I once had the honour of having lunch with a Nobel Prize Winner: Frank Wilczek, who won the 2004 Physics prize with two of his colleagues (I knew him through Betsy Devine, whom I knew via blogging). All sorts of topics came up during lunch, from “What book do you think was the most influential, ever?” (I answered Principia Mathematica, to which Frank replied “Now do you mean Newton’s or Whitehead and Russell’s?”) to favourite television shows. Frank and Betsy were big fans of CSI, and they were telling us about the episode with the furries, which they’d just seen.
“And here I thought I’d seen everything!” said Frank, who confessed that he’d never heard of furries before. “I must be getting old.”
I’m getting that same feeling now. While I knew that kids huffed no-stick cooking spray and aerosol furniture polish, I had no idea that they did the same with that compressed-air-in-a-can that you use to blow dust out of computers and circuitry. It makes sense, though: it’s got the propellant to get you high, minus the butter scent that comes with Pam or Pledge’s sickeningly strong lemon smell.
(Another sign I’m getting old: my first reaction to hearing this was “Damn, kids today are morons.”)
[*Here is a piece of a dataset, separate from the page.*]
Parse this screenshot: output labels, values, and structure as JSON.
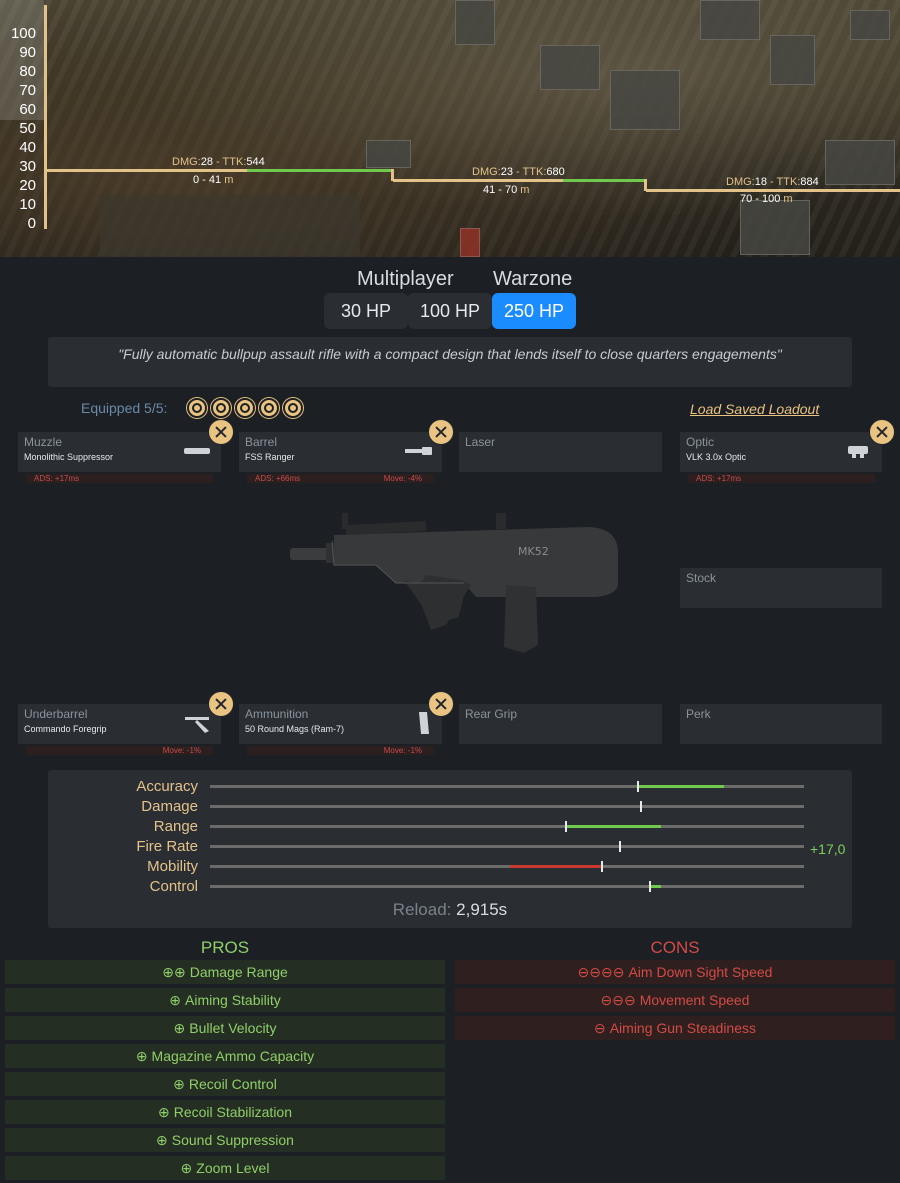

Apparently aware of this fact, Memorex — a company that lives in my mind’s “Where are they now?” file — has added some kind of Bitrex-like agent to their compressed air duster products to keep the kids from huffing them. Their press release includes some slang terms for inhaling aerosol vapours for the benefit of parents who want to get hip to their kids’ lingo: “huffing”, “bagging” and “dusting”. I can imagine these terms being read out by my local out-of-touch news anchor, emphasizing the words so that you can almost hear the quotes around them.
While I am glad that it’ll probably save a number of kids’ brain cells, I am concerned that it’s going to make my computer smell like ass. Have any of you gotten a whiff of the new formulation?